_Records supplied_
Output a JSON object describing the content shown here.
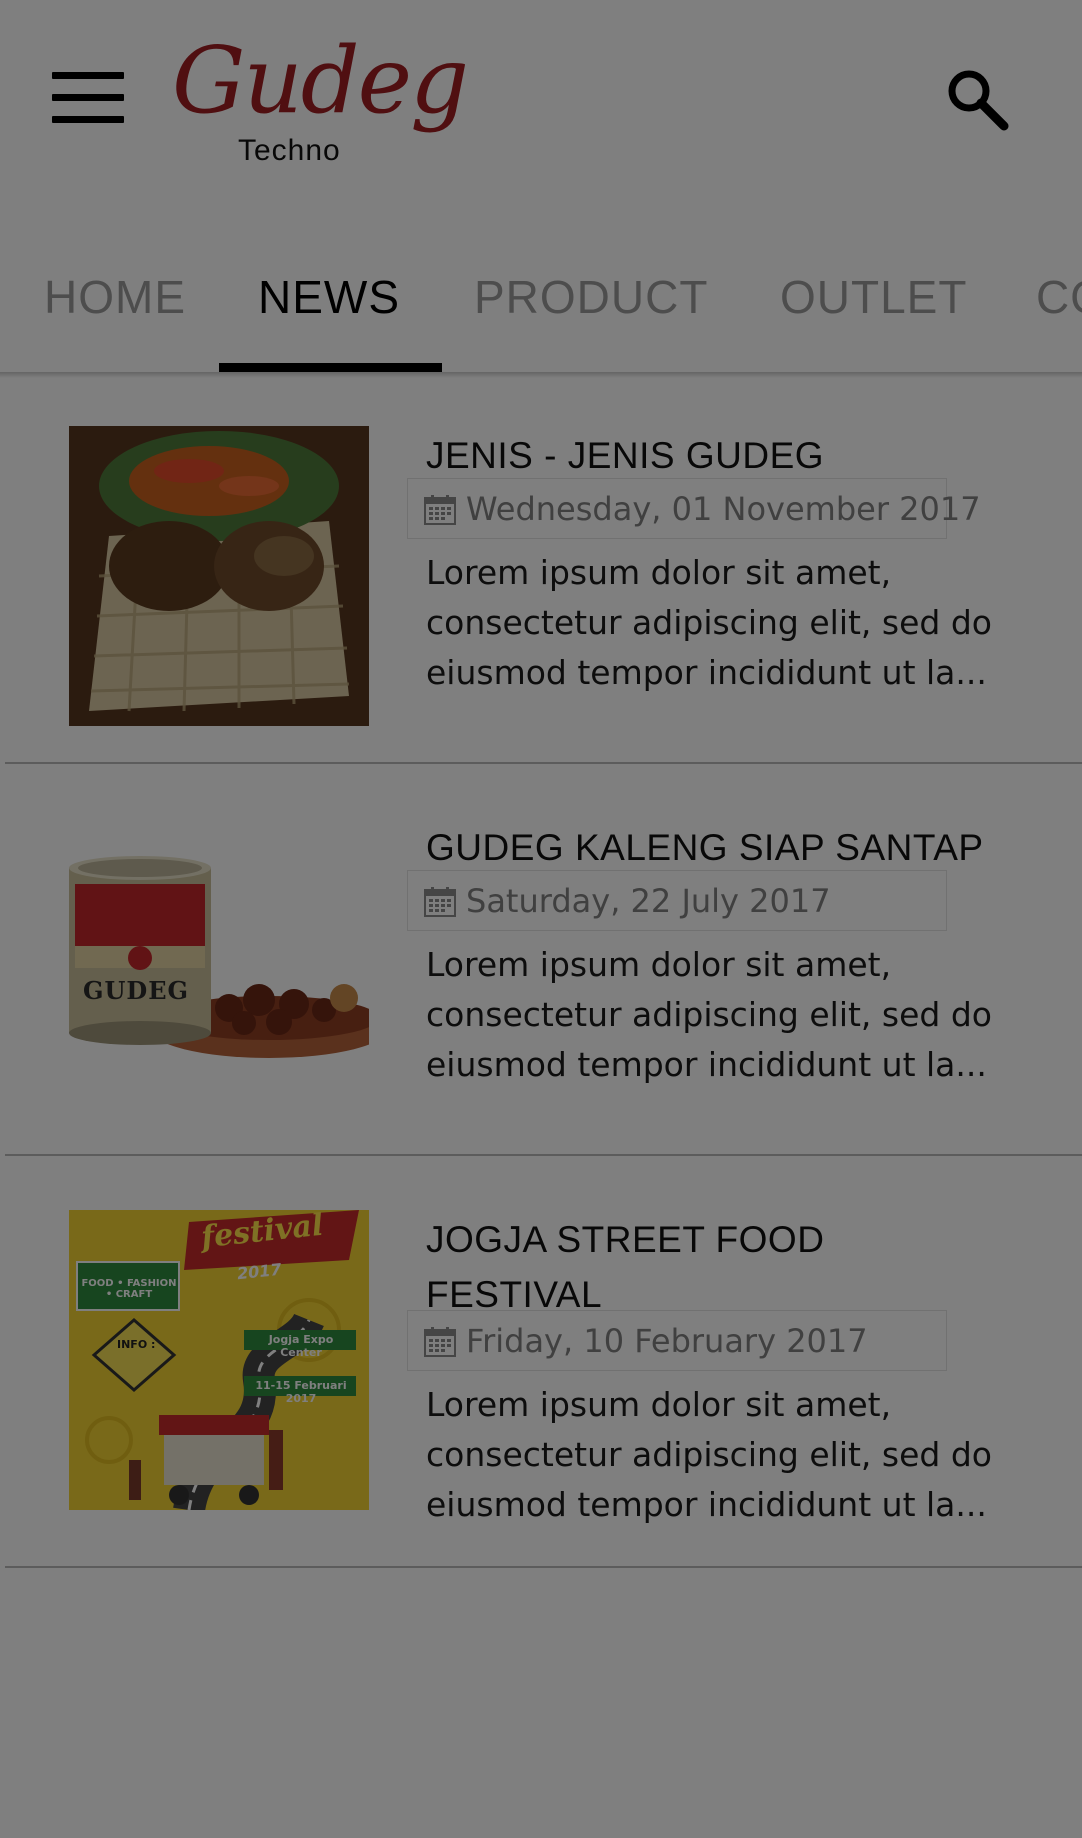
{
  "header": {
    "brand_script": "Gudeg",
    "brand_sub": "Techno"
  },
  "icons": {
    "menu": "hamburger-menu-icon",
    "search": "search-icon",
    "date": "calendar-icon"
  },
  "tabs": [
    {
      "label": "HOME",
      "active": false
    },
    {
      "label": "NEWS",
      "active": true
    },
    {
      "label": "PRODUCT",
      "active": false
    },
    {
      "label": "OUTLET",
      "active": false
    },
    {
      "label": "CO",
      "active": false
    }
  ],
  "news": [
    {
      "title": "JENIS - JENIS GUDEG",
      "date": "Wednesday, 01 November 2017",
      "excerpt": "Lorem ipsum dolor sit amet, consectetur adipiscing elit, sed do eiusmod tempor incididunt ut la...",
      "image": "gudeg-basket-photo"
    },
    {
      "title": "GUDEG KALENG SIAP SANTAP",
      "date": "Saturday, 22 July 2017",
      "excerpt": "Lorem ipsum dolor sit amet, consectetur adipiscing elit, sed do eiusmod tempor incididunt ut la...",
      "image": "gudeg-can-photo",
      "can_label": "GUDEG"
    },
    {
      "title": "JOGJA STREET FOOD FESTIVAL",
      "date": "Friday, 10 February 2017",
      "excerpt": "Lorem ipsum dolor sit amet, consectetur adipiscing elit, sed do eiusmod tempor incididunt ut la...",
      "image": "festival-poster",
      "poster": {
        "banner": "festival",
        "year": "2017",
        "tag": "FOOD • FASHION • CRAFT",
        "venue": "Jogja Expo Center",
        "dates": "11-15 Februari 2017",
        "info": "INFO :"
      }
    }
  ],
  "colors": {
    "brand": "#a01e22",
    "overlay": "rgba(0,0,0,0.5)"
  }
}
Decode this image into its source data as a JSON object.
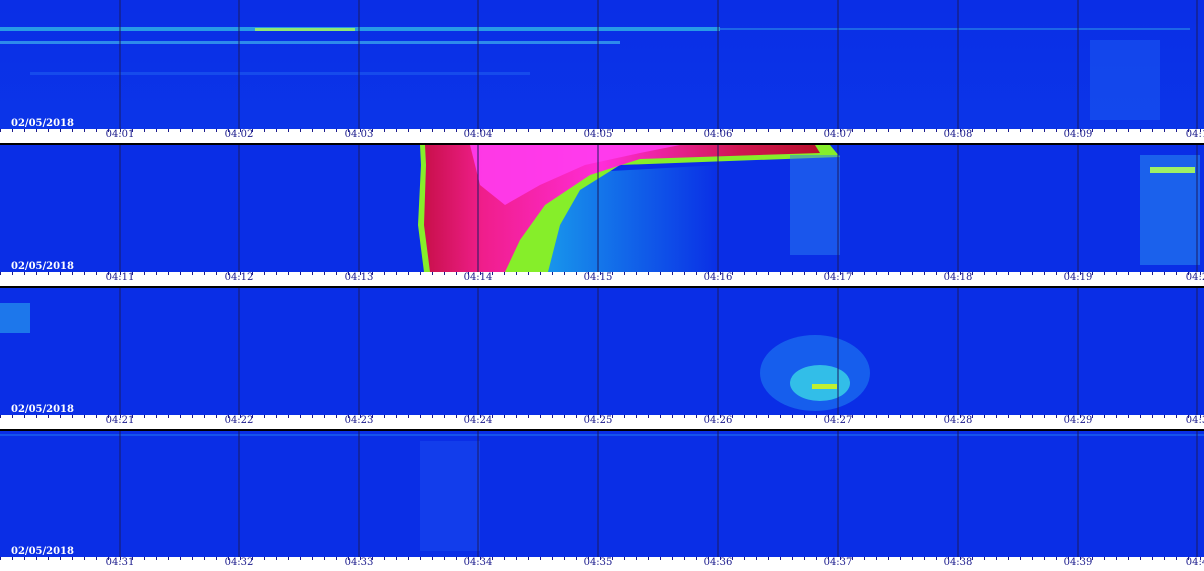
{
  "date_label": "02/05/2018",
  "strips": [
    {
      "date": "02/05/2018",
      "ticks": [
        "04:01",
        "04:02",
        "04:03",
        "04:04",
        "04:05",
        "04:06",
        "04:07",
        "04:08",
        "04:09",
        "04:1"
      ]
    },
    {
      "date": "02/05/2018",
      "ticks": [
        "04:11",
        "04:12",
        "04:13",
        "04:14",
        "04:15",
        "04:16",
        "04:17",
        "04:18",
        "04:19",
        "04:2"
      ]
    },
    {
      "date": "02/05/2018",
      "ticks": [
        "04:21",
        "04:22",
        "04:23",
        "04:24",
        "04:25",
        "04:26",
        "04:27",
        "04:28",
        "04:29",
        "04:3"
      ]
    },
    {
      "date": "02/05/2018",
      "ticks": [
        "04:31",
        "04:32",
        "04:33",
        "04:34",
        "04:35",
        "04:36",
        "04:37",
        "04:38",
        "04:39",
        "04:4"
      ]
    }
  ],
  "colors": {
    "background": "#0a2ee6",
    "gridline": "#1a1a60",
    "axis_text": "#1a1a8c",
    "date_text": "#ffffff"
  }
}
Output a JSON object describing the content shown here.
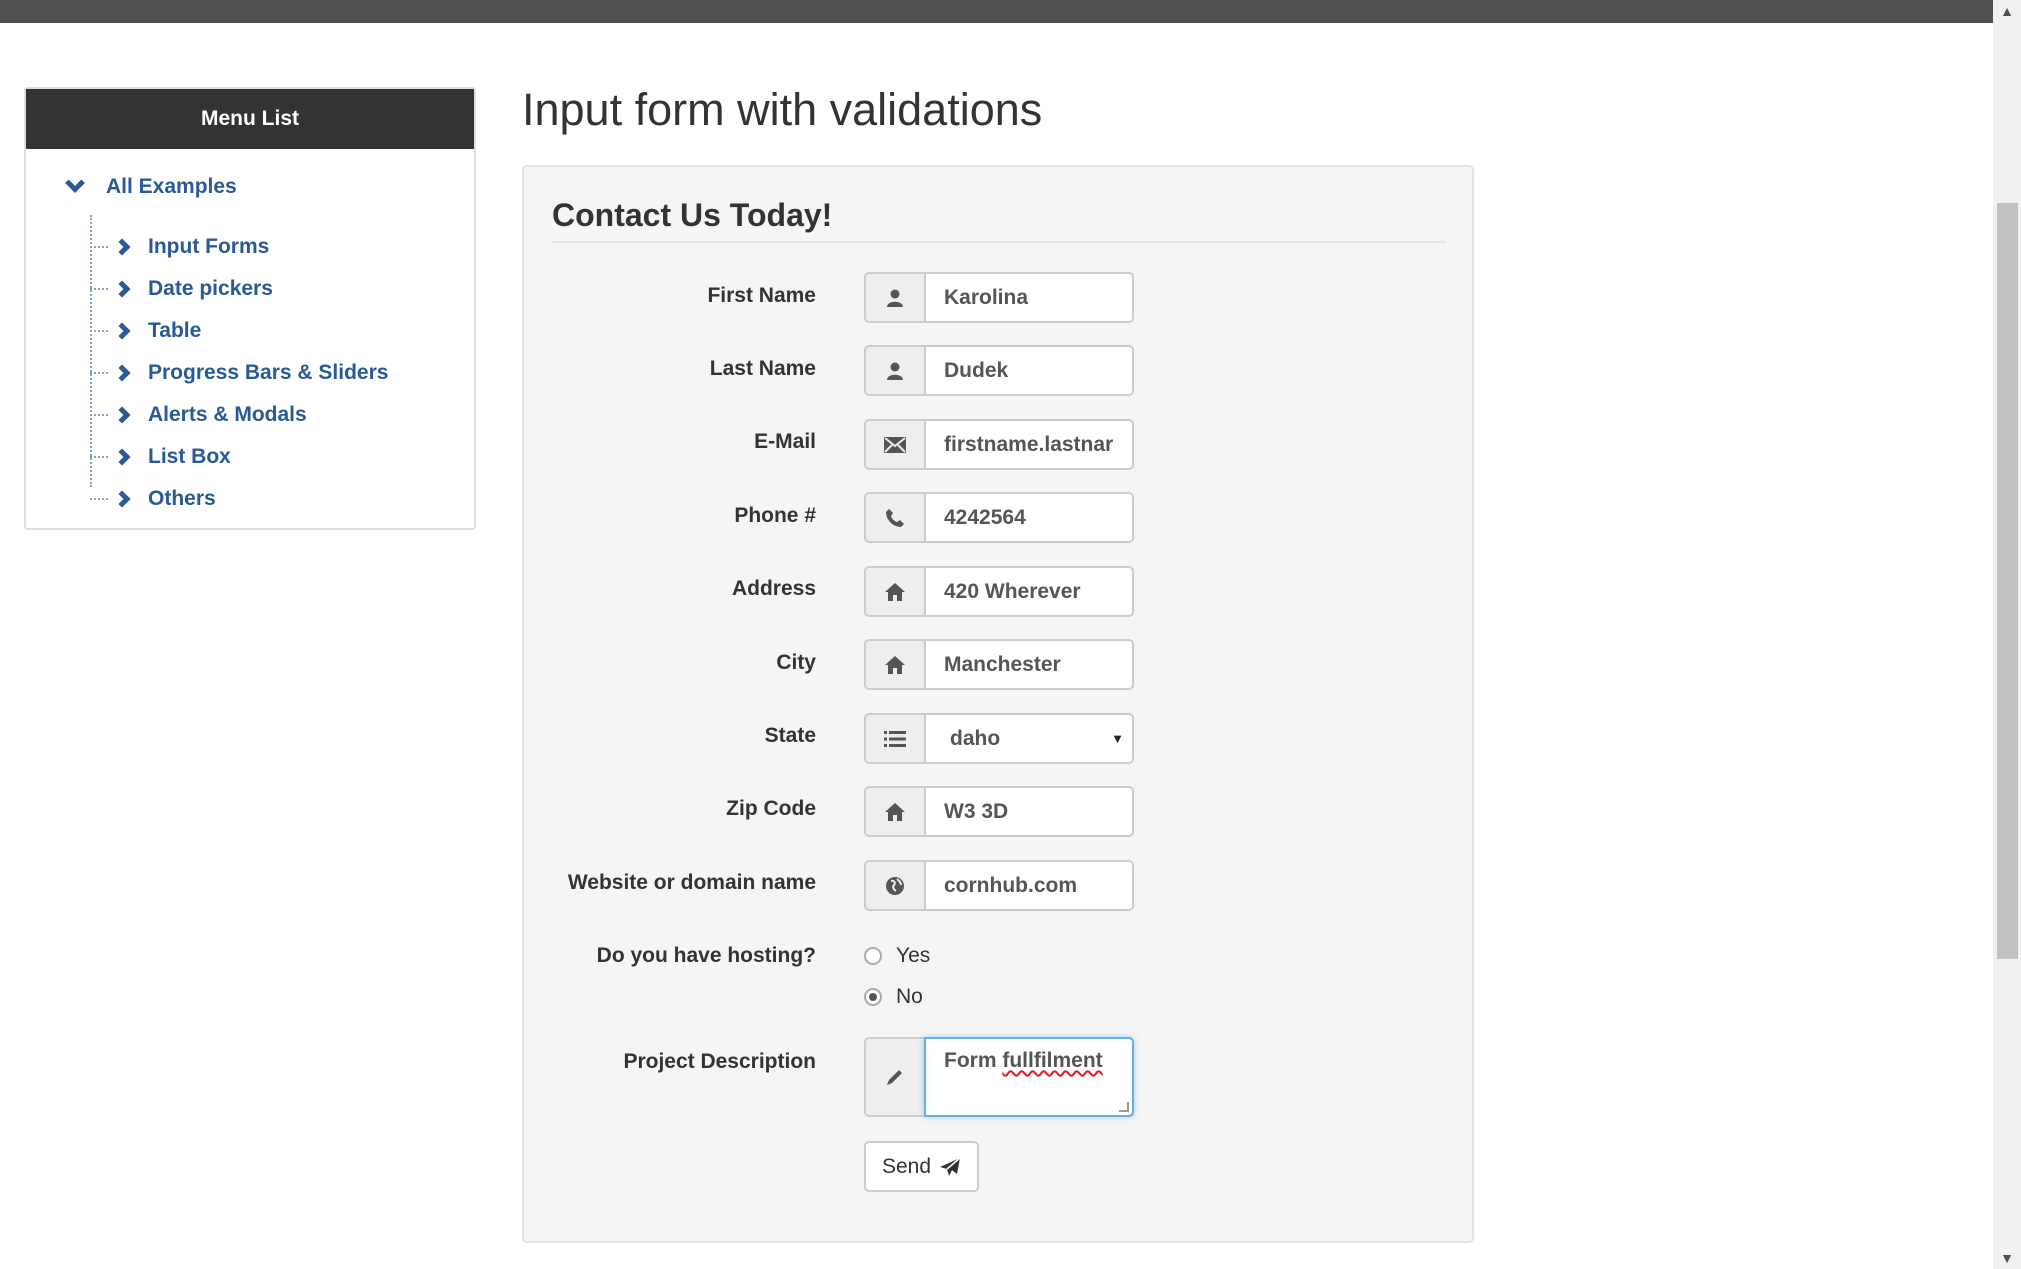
{
  "sidebar": {
    "header": "Menu List",
    "root": "All Examples",
    "items": [
      {
        "label": "Input Forms"
      },
      {
        "label": "Date pickers"
      },
      {
        "label": "Table"
      },
      {
        "label": "Progress Bars & Sliders"
      },
      {
        "label": "Alerts & Modals"
      },
      {
        "label": "List Box"
      },
      {
        "label": "Others"
      }
    ]
  },
  "page": {
    "title": "Input form with validations"
  },
  "form": {
    "legend": "Contact Us Today!",
    "fields": {
      "first_name": {
        "label": "First Name",
        "value": "Karolina",
        "icon": "user-icon"
      },
      "last_name": {
        "label": "Last Name",
        "value": "Dudek",
        "icon": "user-icon"
      },
      "email": {
        "label": "E-Mail",
        "value": "firstname.lastnar",
        "icon": "envelope-icon"
      },
      "phone": {
        "label": "Phone #",
        "value": "4242564",
        "icon": "phone-icon"
      },
      "address": {
        "label": "Address",
        "value": "420 Wherever",
        "icon": "home-icon"
      },
      "city": {
        "label": "City",
        "value": "Manchester",
        "icon": "home-icon"
      },
      "state": {
        "label": "State",
        "value": "daho",
        "icon": "list-icon"
      },
      "zip": {
        "label": "Zip Code",
        "value": "W3 3D",
        "icon": "home-icon"
      },
      "website": {
        "label": "Website or domain name",
        "value": "cornhub.com",
        "icon": "globe-icon"
      }
    },
    "hosting": {
      "label": "Do you have hosting?",
      "options": [
        "Yes",
        "No"
      ],
      "selected": "No"
    },
    "description": {
      "label": "Project Description",
      "value_plain": "Form ",
      "value_misspelled": "fullfilment",
      "icon": "pencil-icon"
    },
    "send_label": "Send"
  },
  "colors": {
    "menu_header_bg": "#333333",
    "link": "#2a5a96",
    "panel_bg": "#f5f5f5",
    "focus_border": "#66afe9"
  }
}
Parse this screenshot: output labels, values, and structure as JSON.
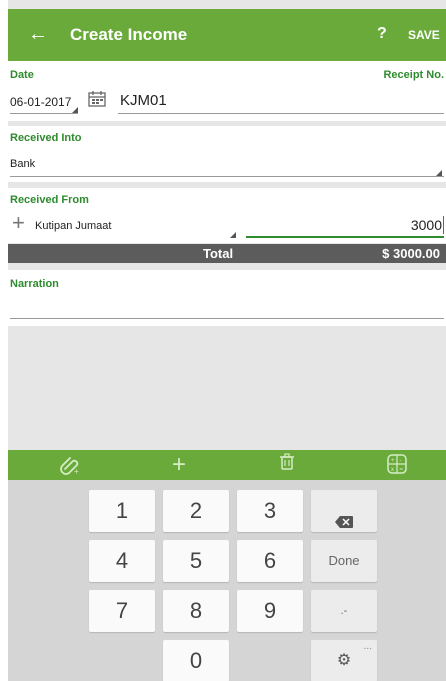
{
  "header": {
    "back_icon": "arrow-left-icon",
    "title": "Create Income",
    "help": "?",
    "save": "SAVE",
    "color": "#6aaa3a"
  },
  "date_section": {
    "date_label": "Date",
    "date_value": "06-01-2017",
    "calendar_icon": "calendar-icon",
    "receipt_label": "Receipt No.",
    "receipt_value": "KJM01"
  },
  "received_into": {
    "label": "Received Into",
    "value": "Bank"
  },
  "received_from": {
    "label": "Received From",
    "add_icon": "plus-icon",
    "account": "Kutipan Jumaat",
    "amount": "3000"
  },
  "total": {
    "label": "Total",
    "value": "$ 3000.00"
  },
  "narration": {
    "label": "Narration",
    "value": ""
  },
  "toolbar": {
    "items": [
      "attach-icon",
      "plus-icon",
      "trash-icon",
      "calculator-icon"
    ]
  },
  "keypad": {
    "keys": [
      "1",
      "2",
      "3",
      "4",
      "5",
      "6",
      "7",
      "8",
      "9",
      "0"
    ],
    "backspace_icon": "backspace-icon",
    "done": "Done",
    "dot_minus": ".-",
    "settings_icon": "gear-icon",
    "more": "..."
  }
}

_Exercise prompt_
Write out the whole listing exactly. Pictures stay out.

_Solved exercise_
Output a JSON object describing the content shown here.
{
  "header": {
    "brand_script": "Gudeg",
    "brand_sub": "Techno"
  },
  "icons": {
    "menu": "hamburger-menu-icon",
    "search": "search-icon",
    "date": "calendar-icon"
  },
  "tabs": [
    {
      "label": "HOME",
      "active": false
    },
    {
      "label": "NEWS",
      "active": true
    },
    {
      "label": "PRODUCT",
      "active": false
    },
    {
      "label": "OUTLET",
      "active": false
    },
    {
      "label": "CO",
      "active": false
    }
  ],
  "news": [
    {
      "title": "JENIS - JENIS GUDEG",
      "date": "Wednesday, 01 November 2017",
      "excerpt": "Lorem ipsum dolor sit amet, consectetur adipiscing elit, sed do eiusmod tempor incididunt ut la...",
      "image": "gudeg-basket-photo"
    },
    {
      "title": "GUDEG KALENG SIAP SANTAP",
      "date": "Saturday, 22 July 2017",
      "excerpt": "Lorem ipsum dolor sit amet, consectetur adipiscing elit, sed do eiusmod tempor incididunt ut la...",
      "image": "gudeg-can-photo",
      "can_label": "GUDEG"
    },
    {
      "title": "JOGJA STREET FOOD FESTIVAL",
      "date": "Friday, 10 February 2017",
      "excerpt": "Lorem ipsum dolor sit amet, consectetur adipiscing elit, sed do eiusmod tempor incididunt ut la...",
      "image": "festival-poster",
      "poster": {
        "banner": "festival",
        "year": "2017",
        "tag": "FOOD • FASHION • CRAFT",
        "venue": "Jogja Expo Center",
        "dates": "11-15 Februari 2017",
        "info": "INFO :"
      }
    }
  ],
  "colors": {
    "brand": "#a01e22",
    "overlay": "rgba(0,0,0,0.5)"
  }
}
Decode this image into its source data as a JSON object.
{
  "date_label": "02/05/2018",
  "strips": [
    {
      "date": "02/05/2018",
      "ticks": [
        "04:01",
        "04:02",
        "04:03",
        "04:04",
        "04:05",
        "04:06",
        "04:07",
        "04:08",
        "04:09",
        "04:1"
      ]
    },
    {
      "date": "02/05/2018",
      "ticks": [
        "04:11",
        "04:12",
        "04:13",
        "04:14",
        "04:15",
        "04:16",
        "04:17",
        "04:18",
        "04:19",
        "04:2"
      ]
    },
    {
      "date": "02/05/2018",
      "ticks": [
        "04:21",
        "04:22",
        "04:23",
        "04:24",
        "04:25",
        "04:26",
        "04:27",
        "04:28",
        "04:29",
        "04:3"
      ]
    },
    {
      "date": "02/05/2018",
      "ticks": [
        "04:31",
        "04:32",
        "04:33",
        "04:34",
        "04:35",
        "04:36",
        "04:37",
        "04:38",
        "04:39",
        "04:4"
      ]
    }
  ],
  "colors": {
    "background": "#0a2ee6",
    "gridline": "#1a1a60",
    "axis_text": "#1a1a8c",
    "date_text": "#ffffff"
  }
}
Output a JSON object describing the content shown here.
{
  "sidebar": {
    "header": "Menu List",
    "root": "All Examples",
    "items": [
      {
        "label": "Input Forms"
      },
      {
        "label": "Date pickers"
      },
      {
        "label": "Table"
      },
      {
        "label": "Progress Bars & Sliders"
      },
      {
        "label": "Alerts & Modals"
      },
      {
        "label": "List Box"
      },
      {
        "label": "Others"
      }
    ]
  },
  "page": {
    "title": "Input form with validations"
  },
  "form": {
    "legend": "Contact Us Today!",
    "fields": {
      "first_name": {
        "label": "First Name",
        "value": "Karolina",
        "icon": "user-icon"
      },
      "last_name": {
        "label": "Last Name",
        "value": "Dudek",
        "icon": "user-icon"
      },
      "email": {
        "label": "E-Mail",
        "value": "firstname.lastnar",
        "icon": "envelope-icon"
      },
      "phone": {
        "label": "Phone #",
        "value": "4242564",
        "icon": "phone-icon"
      },
      "address": {
        "label": "Address",
        "value": "420 Wherever",
        "icon": "home-icon"
      },
      "city": {
        "label": "City",
        "value": "Manchester",
        "icon": "home-icon"
      },
      "state": {
        "label": "State",
        "value": "daho",
        "icon": "list-icon"
      },
      "zip": {
        "label": "Zip Code",
        "value": "W3 3D",
        "icon": "home-icon"
      },
      "website": {
        "label": "Website or domain name",
        "value": "cornhub.com",
        "icon": "globe-icon"
      }
    },
    "hosting": {
      "label": "Do you have hosting?",
      "options": [
        "Yes",
        "No"
      ],
      "selected": "No"
    },
    "description": {
      "label": "Project Description",
      "value_plain": "Form ",
      "value_misspelled": "fullfilment",
      "icon": "pencil-icon"
    },
    "send_label": "Send"
  },
  "colors": {
    "menu_header_bg": "#333333",
    "link": "#2a5a96",
    "panel_bg": "#f5f5f5",
    "focus_border": "#66afe9"
  }
}
Parse this screenshot: output labels, values, and structure as JSON.
{
  "header": {
    "back_icon": "arrow-left-icon",
    "title": "Create Income",
    "help": "?",
    "save": "SAVE",
    "color": "#6aaa3a"
  },
  "date_section": {
    "date_label": "Date",
    "date_value": "06-01-2017",
    "calendar_icon": "calendar-icon",
    "receipt_label": "Receipt No.",
    "receipt_value": "KJM01"
  },
  "received_into": {
    "label": "Received Into",
    "value": "Bank"
  },
  "received_from": {
    "label": "Received From",
    "add_icon": "plus-icon",
    "account": "Kutipan Jumaat",
    "amount": "3000"
  },
  "total": {
    "label": "Total",
    "value": "$ 3000.00"
  },
  "narration": {
    "label": "Narration",
    "value": ""
  },
  "toolbar": {
    "items": [
      "attach-icon",
      "plus-icon",
      "trash-icon",
      "calculator-icon"
    ]
  },
  "keypad": {
    "keys": [
      "1",
      "2",
      "3",
      "4",
      "5",
      "6",
      "7",
      "8",
      "9",
      "0"
    ],
    "backspace_icon": "backspace-icon",
    "done": "Done",
    "dot_minus": ".-",
    "settings_icon": "gear-icon",
    "more": "..."
  }
}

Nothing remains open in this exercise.